PROVIDED DATA -
--

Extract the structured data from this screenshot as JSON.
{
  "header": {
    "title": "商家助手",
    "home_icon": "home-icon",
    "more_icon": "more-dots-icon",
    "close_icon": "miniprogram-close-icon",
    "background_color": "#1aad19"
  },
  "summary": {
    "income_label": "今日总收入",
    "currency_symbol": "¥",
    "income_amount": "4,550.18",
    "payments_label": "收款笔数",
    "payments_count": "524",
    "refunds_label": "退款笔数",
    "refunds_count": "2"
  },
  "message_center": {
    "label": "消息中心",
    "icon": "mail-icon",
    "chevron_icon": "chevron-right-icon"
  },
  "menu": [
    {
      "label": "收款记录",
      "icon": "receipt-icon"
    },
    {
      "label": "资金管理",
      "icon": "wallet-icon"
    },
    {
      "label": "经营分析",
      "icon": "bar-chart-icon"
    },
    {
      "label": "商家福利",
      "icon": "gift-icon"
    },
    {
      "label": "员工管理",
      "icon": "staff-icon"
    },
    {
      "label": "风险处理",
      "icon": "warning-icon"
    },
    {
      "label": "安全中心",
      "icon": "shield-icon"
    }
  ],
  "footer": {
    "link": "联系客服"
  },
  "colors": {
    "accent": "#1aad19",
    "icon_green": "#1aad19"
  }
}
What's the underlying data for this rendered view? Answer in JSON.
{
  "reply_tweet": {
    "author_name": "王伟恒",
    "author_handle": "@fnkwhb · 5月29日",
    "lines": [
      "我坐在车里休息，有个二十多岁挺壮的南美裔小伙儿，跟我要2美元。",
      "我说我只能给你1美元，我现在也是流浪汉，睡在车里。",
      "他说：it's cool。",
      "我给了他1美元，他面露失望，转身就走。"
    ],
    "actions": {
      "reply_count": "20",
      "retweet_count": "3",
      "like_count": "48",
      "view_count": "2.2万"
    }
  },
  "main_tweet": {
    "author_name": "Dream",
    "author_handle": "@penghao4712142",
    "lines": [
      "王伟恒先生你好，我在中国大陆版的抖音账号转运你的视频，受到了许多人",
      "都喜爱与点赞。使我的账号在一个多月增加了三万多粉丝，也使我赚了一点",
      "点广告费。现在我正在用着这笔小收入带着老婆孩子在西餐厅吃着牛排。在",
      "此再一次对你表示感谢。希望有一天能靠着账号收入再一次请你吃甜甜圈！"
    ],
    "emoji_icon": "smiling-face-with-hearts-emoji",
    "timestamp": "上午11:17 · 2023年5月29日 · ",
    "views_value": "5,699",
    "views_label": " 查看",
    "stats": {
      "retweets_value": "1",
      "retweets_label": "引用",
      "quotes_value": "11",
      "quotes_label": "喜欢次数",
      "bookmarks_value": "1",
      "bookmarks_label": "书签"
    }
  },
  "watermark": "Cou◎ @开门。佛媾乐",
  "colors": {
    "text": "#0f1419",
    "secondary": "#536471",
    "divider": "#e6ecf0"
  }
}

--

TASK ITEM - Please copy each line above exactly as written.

EXPECTED ANSWER -
Extract the structured data from this screenshot as JSON.
{
  "header": {
    "title": "商家助手",
    "home_icon": "home-icon",
    "more_icon": "more-dots-icon",
    "close_icon": "miniprogram-close-icon",
    "background_color": "#1aad19"
  },
  "summary": {
    "income_label": "今日总收入",
    "currency_symbol": "¥",
    "income_amount": "4,550.18",
    "payments_label": "收款笔数",
    "payments_count": "524",
    "refunds_label": "退款笔数",
    "refunds_count": "2"
  },
  "message_center": {
    "label": "消息中心",
    "icon": "mail-icon",
    "chevron_icon": "chevron-right-icon"
  },
  "menu": [
    {
      "label": "收款记录",
      "icon": "receipt-icon"
    },
    {
      "label": "资金管理",
      "icon": "wallet-icon"
    },
    {
      "label": "经营分析",
      "icon": "bar-chart-icon"
    },
    {
      "label": "商家福利",
      "icon": "gift-icon"
    },
    {
      "label": "员工管理",
      "icon": "staff-icon"
    },
    {
      "label": "风险处理",
      "icon": "warning-icon"
    },
    {
      "label": "安全中心",
      "icon": "shield-icon"
    }
  ],
  "footer": {
    "link": "联系客服"
  },
  "colors": {
    "accent": "#1aad19",
    "icon_green": "#1aad19"
  }
}
What's the underlying data for this rendered view? Answer in JSON.
{
  "reply_tweet": {
    "author_name": "王伟恒",
    "author_handle": "@fnkwhb · 5月29日",
    "lines": [
      "我坐在车里休息，有个二十多岁挺壮的南美裔小伙儿，跟我要2美元。",
      "我说我只能给你1美元，我现在也是流浪汉，睡在车里。",
      "他说：it's cool。",
      "我给了他1美元，他面露失望，转身就走。"
    ],
    "actions": {
      "reply_count": "20",
      "retweet_count": "3",
      "like_count": "48",
      "view_count": "2.2万"
    }
  },
  "main_tweet": {
    "author_name": "Dream",
    "author_handle": "@penghao4712142",
    "lines": [
      "王伟恒先生你好，我在中国大陆版的抖音账号转运你的视频，受到了许多人",
      "都喜爱与点赞。使我的账号在一个多月增加了三万多粉丝，也使我赚了一点",
      "点广告费。现在我正在用着这笔小收入带着老婆孩子在西餐厅吃着牛排。在",
      "此再一次对你表示感谢。希望有一天能靠着账号收入再一次请你吃甜甜圈！"
    ],
    "emoji_icon": "smiling-face-with-hearts-emoji",
    "timestamp": "上午11:17 · 2023年5月29日 · ",
    "views_value": "5,699",
    "views_label": " 查看",
    "stats": {
      "retweets_value": "1",
      "retweets_label": "引用",
      "quotes_value": "11",
      "quotes_label": "喜欢次数",
      "bookmarks_value": "1",
      "bookmarks_label": "书签"
    }
  },
  "watermark": "Cou◎ @开门。佛媾乐",
  "colors": {
    "text": "#0f1419",
    "secondary": "#536471",
    "divider": "#e6ecf0"
  }
}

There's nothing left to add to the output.